A typical contents page from an OHS Safety Management Plan can be seen below:

·         Document Control

·         Organisational Structure

·         Project Details and Introduction

·         Sub-Contractor Management

·         Company Policies

Health & Safety Policy

Environmental Policy

Industrial Relations Policy

Harassment Policy

Anti-Discrimination Policy

Rehabilitation Policy

Alcohol & Drugs Policy

·                                Roles & Responsibilities

            Managing Director

            Works Supervisor

·                                Risk Management

            Risk Rating

            Safe Work Method Statements

                         Hazard Reporting

·                               Safe Work Procedures

            Company Induction

            Incident & Accident

            First Aid

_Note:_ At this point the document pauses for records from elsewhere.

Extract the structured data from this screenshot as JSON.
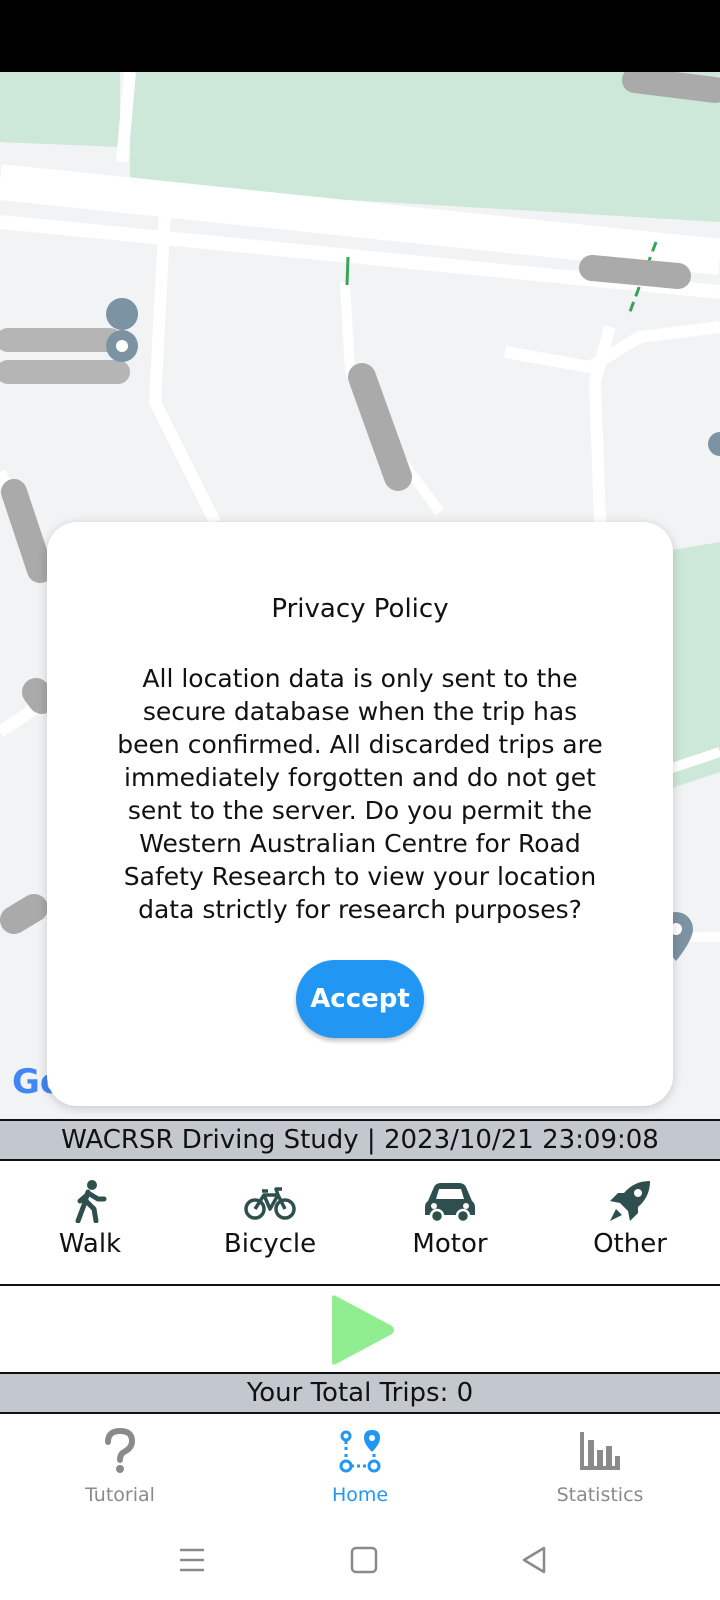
{
  "dialog": {
    "title": "Privacy Policy",
    "body": "All location data is only sent to the secure database when the trip has been confirmed. All discarded trips are immediately forgotten and do not get sent to the server. Do you permit the Western Australian Centre for Road Safety Research to view your location data strictly for research purposes?",
    "accept_label": "Accept"
  },
  "map": {
    "logo_text": "Go"
  },
  "header": {
    "title": "WACRSR Driving Study | 2023/10/21 23:09:08"
  },
  "modes": [
    {
      "label": "Walk",
      "icon": "walk-icon"
    },
    {
      "label": "Bicycle",
      "icon": "bicycle-icon"
    },
    {
      "label": "Motor",
      "icon": "car-icon"
    },
    {
      "label": "Other",
      "icon": "rocket-icon"
    }
  ],
  "play": {
    "icon": "play-icon",
    "color": "#90ee90"
  },
  "trips": {
    "label": "Your Total Trips: 0"
  },
  "tabs": [
    {
      "label": "Tutorial",
      "icon": "question-icon",
      "active": false
    },
    {
      "label": "Home",
      "icon": "route-icon",
      "active": true
    },
    {
      "label": "Statistics",
      "icon": "bar-chart-icon",
      "active": false
    }
  ],
  "colors": {
    "accent": "#2196f3",
    "bar_background": "#c3c7ce",
    "icon_dark": "#2f4f4f",
    "play_green": "#90ee90",
    "inactive_tab": "#8a8a8a"
  }
}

            Emergency Procedure

            Hazardous Substances

            Electrical Equipment

            Manual Handling

            Permits to Work

            Personal Protective Equipment

            Environmental Impacts

            Worker Health Issues

            Pre-Existing Medical Conditions

            Young Workers

·                               OHS Training

           Training & Toolbox Talks

           Employee Consultation

           Health and Safety Representatives

·                               Performance Monitoring

           Statistics

                        Performance Evaluation     

·                              Corrective & Preventive Actions

           Corrective action

                        Preventive Action

·                              Forms & Registers

           SWMS01 Template

           FOR-01 Worksite Accident/Incident Report Form

           REG-01 Incident/Accident Register of Injuries

           REG-02 Chemicals Register

           REG-03 Plant Register

           REG-04 Electrical Test & Tag Register

           REG-05 PPE Register

                       FOR-02 Toolbox Talk

 

An effectively implemented OHS management Plan will:

·         Identify and minimize hazards associated with your organisation’s business

·         Reducing incidents, accidents and injuries in the workplace

·         Reducing risks of legal action for worker’s compensation and liability claims

·         Providing due diligence evidence should an incident or accident occur

·         Boost Staff Morale

·         Allow staff to concentrate on basic business activities

·         Improve performance and productivity

We hope you found this blog enlightening. If so, please don’t be afraid to comment below. Thanks for reading.

Posted By: Cathal Uniacke – cathal@custodiansafety.com.au